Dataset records
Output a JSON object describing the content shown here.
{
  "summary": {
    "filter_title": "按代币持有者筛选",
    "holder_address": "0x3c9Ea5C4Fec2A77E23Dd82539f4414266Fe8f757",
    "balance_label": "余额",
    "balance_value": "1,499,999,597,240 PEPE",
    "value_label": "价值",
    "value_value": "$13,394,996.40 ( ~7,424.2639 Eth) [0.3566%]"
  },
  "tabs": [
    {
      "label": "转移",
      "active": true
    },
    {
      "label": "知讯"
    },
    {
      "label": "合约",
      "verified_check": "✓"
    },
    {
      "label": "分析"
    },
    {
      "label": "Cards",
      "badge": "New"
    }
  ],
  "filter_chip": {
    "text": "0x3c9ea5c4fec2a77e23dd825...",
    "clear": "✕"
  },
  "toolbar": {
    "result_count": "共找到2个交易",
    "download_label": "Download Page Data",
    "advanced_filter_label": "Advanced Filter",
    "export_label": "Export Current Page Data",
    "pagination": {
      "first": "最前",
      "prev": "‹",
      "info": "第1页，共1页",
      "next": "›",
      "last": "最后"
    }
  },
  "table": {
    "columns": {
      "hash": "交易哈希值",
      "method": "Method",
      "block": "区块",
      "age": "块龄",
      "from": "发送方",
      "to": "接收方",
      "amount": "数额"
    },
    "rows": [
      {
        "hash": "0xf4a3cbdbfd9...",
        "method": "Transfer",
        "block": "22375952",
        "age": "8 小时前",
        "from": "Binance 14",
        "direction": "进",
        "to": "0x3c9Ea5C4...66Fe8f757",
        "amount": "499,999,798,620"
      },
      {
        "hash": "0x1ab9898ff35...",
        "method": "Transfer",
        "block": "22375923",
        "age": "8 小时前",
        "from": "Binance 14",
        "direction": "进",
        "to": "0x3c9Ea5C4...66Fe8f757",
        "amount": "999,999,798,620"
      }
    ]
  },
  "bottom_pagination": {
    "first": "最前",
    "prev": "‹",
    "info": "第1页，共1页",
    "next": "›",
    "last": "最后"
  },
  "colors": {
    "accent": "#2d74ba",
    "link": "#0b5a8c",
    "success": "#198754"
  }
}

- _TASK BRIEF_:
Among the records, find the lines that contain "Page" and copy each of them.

- _RESPONSE_:
    "download_label": "Download Page Data",
    "export_label": "Export Current Page Data",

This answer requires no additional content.